Welcome to my latest discussion post for television I’ve enjoyed recently. This one covers mostly television shows that premiered in fall of 2016, some seasons of which have only recently finished. There is a massive amount of genre television out there these days, and I’m enjoying being spoiled for choice in my entertainment! My next post on television will probably involve a lot of original streaming content from Amazon/Netflix.
Falling Water (USA) Season 1: This unusual show follows three characters whose lives are taking unusual turns due to situations involving lucid dreaming. Burton struggles to differentiate dreams and reality as he aids his firm in brokering a sketchy deal for rights to “rare earth metals”. The detective Taka pursues a deadly collective dreaming cult, spurred on by the hope that they may be able to reach his catatonic mother. Trendspotter Tess is convinced that she has given birth to a son, though she remembers no details beyond the vivid experience of childbirth. She begins to see a young boy in her dreams, and joins a collective dreaming study in exchange for help in finding him. Their three stories interact in unexpected ways as we slowly begin to see what is going on with dreaming in this world.
I think the writers really took a risk with this one, because the show is unapologetically weird and confusing. For that reason, it also doesn’t work particularly well as a one-episode-a-week show. After the first few episodes, I waited until the full season was out, so that I could watch everything at once. It’s much easier to keep all the details in mind and to make the right connections if you watch the episodes back-to-back. Watching it this way, it was easier to appreciate the originality of the show, as well as its ability to capture the baffling logic and unexpected transitions of dreaming. This is a show that demands patience and attention, and it doesn’t hurt if you have a fondness for stories about dreams. There’s no word yet on whether there will be a second season.
Dirk Gently’s Holistic Detective Agency (BBC America) Season 1: Humor is a very tricky thing, since what makes one person laugh until their sides hurt will always make someone else yawn. Dirk Gently’s dark, absurd humor was perfect for me. I would say that if you aren’t laughing by the end of the bridge scene in episode two, you can safely assume that the rest of the show’s humor will not be your thing. If you are, though, then you will probably love it as much as I did!
This is another show that requires some patience, this time because in the beginning it intentionally and aggressively doesn’t make any sense. For instance, Dirk Gently’s original goal is to investigate a multiple murder that happened in a hotel penthouse. The murder weapon is apparently a shark.
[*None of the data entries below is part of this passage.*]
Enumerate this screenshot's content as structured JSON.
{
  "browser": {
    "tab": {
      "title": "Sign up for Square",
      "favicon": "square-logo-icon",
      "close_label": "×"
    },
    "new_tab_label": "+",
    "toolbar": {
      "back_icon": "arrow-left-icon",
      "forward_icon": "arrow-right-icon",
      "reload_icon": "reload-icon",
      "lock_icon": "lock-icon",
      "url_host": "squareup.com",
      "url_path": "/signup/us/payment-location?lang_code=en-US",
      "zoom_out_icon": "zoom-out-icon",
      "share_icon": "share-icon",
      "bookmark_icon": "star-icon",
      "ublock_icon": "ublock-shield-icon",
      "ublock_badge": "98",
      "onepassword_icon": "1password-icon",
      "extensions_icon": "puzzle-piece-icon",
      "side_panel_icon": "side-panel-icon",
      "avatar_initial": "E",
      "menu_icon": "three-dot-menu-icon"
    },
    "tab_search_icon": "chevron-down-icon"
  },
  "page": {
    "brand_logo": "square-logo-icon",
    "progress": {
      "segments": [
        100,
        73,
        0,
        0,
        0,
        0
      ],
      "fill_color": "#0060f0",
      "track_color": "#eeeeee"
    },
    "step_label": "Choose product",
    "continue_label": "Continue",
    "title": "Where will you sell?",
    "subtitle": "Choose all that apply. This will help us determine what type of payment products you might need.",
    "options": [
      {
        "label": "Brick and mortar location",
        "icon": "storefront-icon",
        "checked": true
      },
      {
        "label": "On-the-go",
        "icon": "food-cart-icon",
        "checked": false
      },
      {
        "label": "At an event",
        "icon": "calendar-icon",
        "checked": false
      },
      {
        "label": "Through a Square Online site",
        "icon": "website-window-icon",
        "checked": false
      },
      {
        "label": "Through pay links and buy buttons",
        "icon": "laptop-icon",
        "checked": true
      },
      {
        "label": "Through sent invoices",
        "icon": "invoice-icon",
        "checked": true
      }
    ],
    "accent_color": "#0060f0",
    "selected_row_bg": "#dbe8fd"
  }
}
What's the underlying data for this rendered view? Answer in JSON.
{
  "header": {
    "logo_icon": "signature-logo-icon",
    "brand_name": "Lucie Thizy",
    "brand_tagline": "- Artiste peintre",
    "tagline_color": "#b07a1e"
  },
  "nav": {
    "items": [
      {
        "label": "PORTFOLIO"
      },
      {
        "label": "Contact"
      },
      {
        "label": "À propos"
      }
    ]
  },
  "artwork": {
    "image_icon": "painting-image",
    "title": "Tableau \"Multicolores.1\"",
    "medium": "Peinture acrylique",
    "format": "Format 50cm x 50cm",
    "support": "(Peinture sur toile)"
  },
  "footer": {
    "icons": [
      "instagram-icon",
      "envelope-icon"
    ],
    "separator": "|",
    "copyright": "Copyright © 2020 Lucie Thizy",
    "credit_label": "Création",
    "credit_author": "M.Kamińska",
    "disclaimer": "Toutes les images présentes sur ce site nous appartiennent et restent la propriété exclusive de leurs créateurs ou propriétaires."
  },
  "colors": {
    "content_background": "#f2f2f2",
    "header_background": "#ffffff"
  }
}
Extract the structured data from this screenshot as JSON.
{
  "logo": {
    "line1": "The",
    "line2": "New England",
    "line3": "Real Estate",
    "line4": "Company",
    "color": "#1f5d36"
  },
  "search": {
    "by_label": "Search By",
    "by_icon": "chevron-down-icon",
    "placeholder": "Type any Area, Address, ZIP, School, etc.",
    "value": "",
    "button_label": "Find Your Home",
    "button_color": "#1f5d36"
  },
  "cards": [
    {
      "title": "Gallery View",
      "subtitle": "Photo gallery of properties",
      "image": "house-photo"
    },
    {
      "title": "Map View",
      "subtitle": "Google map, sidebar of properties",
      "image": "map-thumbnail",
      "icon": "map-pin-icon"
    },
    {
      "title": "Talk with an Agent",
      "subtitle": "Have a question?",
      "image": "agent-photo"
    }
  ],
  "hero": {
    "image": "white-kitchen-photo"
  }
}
There are tons of different factions (the police, the FBI, a cult, the Spring family and staff, some energy vampires, the holistic detective, the holistic assassin…) and a multitude of little details that only begin to slot together near the very end. The plan of Dirk Gently and his reluctant assistant Todd is to just keep doing stuff until everything makes sense, and so the viewer also has to surrender to the flow of the universe. The ending did fit most things together nicely, though, and I was happy to hear that there will be a second season for this one!
3% (Netflix) Season 1: This Brazilian Netflix series is an interesting take on a familiar premise. Civilization has mostly collapsed, and a small subset of people (3% of the world’s population), like in a technologically-advanced offshore paradise. The founders of this community were believers in meritocracy, so “the process” is held each year to select the top 3% of the world’s 20-year-olds as new members. This show follows the process in Brazil, where the egalitarian terrorist group “The Cause” is attempting to infiltrate the offshore.
It starts out simply, following a group of young people as they try to pass the various tests in the process. However, there’s a lot going on beneath the surface, both in terms of the motivations of the young folks and the machinations of the testers themselves. It’s unclear whether the process is actually selecting the ‘best’, and whether that definition is even something that everyone would agree with. The show can be pretty violent at times, because it does not flinch from the darker side of human nature. At the end of the first season, there is clearly still more story to tell. I believe I have heard that a second season is planned for later this year.
Frequency (the CW) Season 1: The CW primarily targets a teenage demographic, so its adult-targeted shows are rare and almost always cancelled after one season. Containment was a victim of this tendency last summer. It was a pretty decent show that had a very disappointing series finale. I’m afraid Frequency is now falling to the same fate. The second-to-last episode was a very good conclusion to the season, so I opted not to watch the finale this time. I enjoyed the series, but I feel like the story has reached a good stopping place.
The show involves a father (Frank) and daughter (Raimy) time-travel-communicating over a twenty year gap using a ham radio. They’re working together to stop a serial killer before he abducts and kills Raimy’s mother. They make a lot of understandable mistakes in the process, since neither of them are used to this sort of time-hopping investigation. I appreciated that they stayed consistent with the concept of how the timeline changed, and I found the mechanics of how it worked really interesting. Raimy’s working knowledge of the world didn’t update instantly when something in the past changed. Instead, she would only realize the alteration when she actively retrieved the memory, realizing in the process that she recalled multiple overlapping versions of events. I can’t imagine how disorienting it would be to have your reality and history shifting underneath you like that. All in all, the father-daughter teamwork, the high stakes, and the timeline-changing mechanics made it a pretty compelling show to watch!